Monthly Archives: December 2017

Breakthrough Innovations in Internal Combustion Engines

Introduced for the 2018 model year, Nissan/Infiniti has introduced a revolutionary new engine innovation that, for the first time, allows an engine to vary its compression ratio[1]. For background, engines traditionally have either a high compression ratio, for efficiency, or a low compression ratio, tuned for power. However, Nissan has been working for more than 20 years on an engine that can do both- the efficiency of a high compression ratio with the performance of a low compression ratio. They have accomplished an astonishing 10%[2] gain in efficiency compared to similar engines with the same performance, with half the cost of a hybrid system that would give similar gains in efficiency[3].


The question remains, though, was this a smart innovation to pursue? Companies are aggressively pursuing electrification, Nissan included. This would have been a breakthrough if it were introduced 10 or 15 years ago, but currently the breakthroughs in efficiency come from hybridization and electrification, from all segments of cars, from supercars, to minivans, to hatchbacks. While this could prolong the inevitable disappearance of the internal combustion engine, will it contribute enough to make up for its enormous R&D costs? At over 20 years and over 100 prototypes, Nissan made a long and expensive commitment to this technology. Does it even have 20 years of use in it? Furthermore, could they utilize this technology in new applications, such as truck engines, generators, etc.? Licensing could be a lucrative task if they could make large improvements in industrial engines that have traditional had poor efficiencies. Only time will tell, but this is definitely an innovation to follow closely.

-Ryan Gavin




Another Corporate Restructure or a “Cool, not Cold” Business Model?

The Chinese collective Haier, a multinational consumer electronics and home appliances headquartered in Qingdao Shandong Province, had been led by CEO Zhang Ruimin over its turnaround since the 1980’s. Its first wave of expansion was in Southeast Asia with countries like Indonesia, Philippines, Malaysia, etc. in the late 1990’s. The collective, a state-owned enterprise that resembles a consumer conglomerate, bought off GE Appliance in early 2016. With a foothold in the US, it seeks to inject innovation to spur growth in the company. It has also expanded and operates in the Middle East with countries like Pakistan, Jordan, etc., making Haier an international player. Ruimin’s next strategy is breaking up Haier to spur stagnating growth in the company.

Two factors play into this- Bill Fischer and Denis Simon of HBR state that although China is the second largest investor in R&D, their companies are not pushing out innovative technologies, so they usually doesn’t introduce disruptive business models. This comes from state policy of appropriating foreign IP coupled with lax IP enforcement. Second, Dominic Barton of Mckinsey has finally shown proof that meeting short-term expectations at the expense of neglecting long term investments in breakthroughs is like shooting yourself in the foot. He’s shown that, in a state of normalization (i.e. not an economic recession), corporations who follow a long-term strategy perform better against their short-term strategy counterparts. Many CEOs and business leaders (e.g. BlackRock CEO Larry Fink) have been rallying against short-termism for good reason; Gary Hamel and Michele Zanini show that the start-up culture hasn’t been giving America high economic growth like it used to as more wealth and power is appropriated to larger corporations. These CEOs have been sending out calls to action to these large corporations to embrace long-termism, and maybe Ruimin’s ambitious experiments will give a sustainable model to support innovation to inject a new growth mentality in Haier.
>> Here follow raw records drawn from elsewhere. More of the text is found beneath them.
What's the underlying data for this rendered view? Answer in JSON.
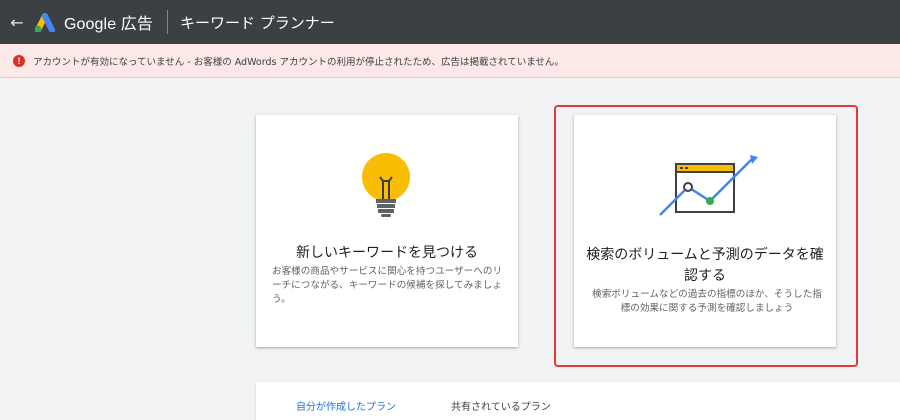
{
  "header": {
    "back_icon": "arrow-back-icon",
    "logo_icon": "google-ads-logo-icon",
    "brand": "Google 広告",
    "page_title": "キーワード プランナー"
  },
  "alert": {
    "icon": "error-icon",
    "icon_glyph": "!",
    "message": "アカウントが有効になっていません - お客様の AdWords アカウントの利用が停止されたため、広告は掲載されていません。"
  },
  "cards": [
    {
      "icon": "lightbulb-icon",
      "title": "新しいキーワードを見つける",
      "description": "お客様の商品やサービスに関心を持つユーザーへのリーチにつながる、キーワードの候補を探してみましょう。"
    },
    {
      "icon": "chart-trend-icon",
      "title": "検索のボリュームと予測のデータを確認する",
      "description": "検索ボリュームなどの過去の指標のほか、そうした指標の効果に関する予測を確認しましょう"
    }
  ],
  "tabs": [
    {
      "label": "自分が作成したプラン",
      "active": true
    },
    {
      "label": "共有されているプラン",
      "active": false
    }
  ],
  "colors": {
    "topbar": "#3c4043",
    "alert_bg": "#fce8e6",
    "alert_icon": "#d93025",
    "accent": "#1a73e8",
    "highlight": "#e53935",
    "bulb": "#fbbc04"
  }
}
Haier has entered a new phase of its strategy, Networking Strategy. Essentially the strategy states that Haier will be producing products that meets the personalized demands of the consumers. They employ tactics such gauging customer feedback in social media forums. Ruimin moves further by adopting Open Innovation that has these tenants; user personalization, product innovation acceleration, and industry disruption. Its emphasis is “The world is our R&D center” through a focus on the customer.  Only time will tell whether he’s successful, but Ruimin’s entrepreneurial vigor has already produced a success, the Tianzun or Heaven in Mandarin which reflects this approach and its core principle of “customer service leadership.” Even the slogan comes from its customers that want to feel “Cool, not Cold.”

The major component of the restructure is splitting off existing units into smaller ZZJYT (zi zhu jing ying ti; Independent operating unit) which act has independent start-ups that compete for resources from corporate.  Haier maintains the corporate function in accounting, finance, and human-resource support. This is akin to a network of micro-enterprises with corporate acting like a venture-capital incubator. Ruimin has also taken a tactic from Zappos playbook by adopting Holacracy, a flat management system. The outcome is a customer focus embedded into these ZZJYT’s. With autonomy and control over various functions (i.e. R&D, marketing, sales and finance) to properly leverage the internet to connect with customers and each other. Most certainly, their short-term bottom line will have critics worried, but the new Haier might pan out and give critics those double-digit growth numbers they’ve been craving. Since this a long-term strategy, increase in profits and revenues maybe compromised as they invest in new ventures from the ZZJYT’s.

-Eric Dominguez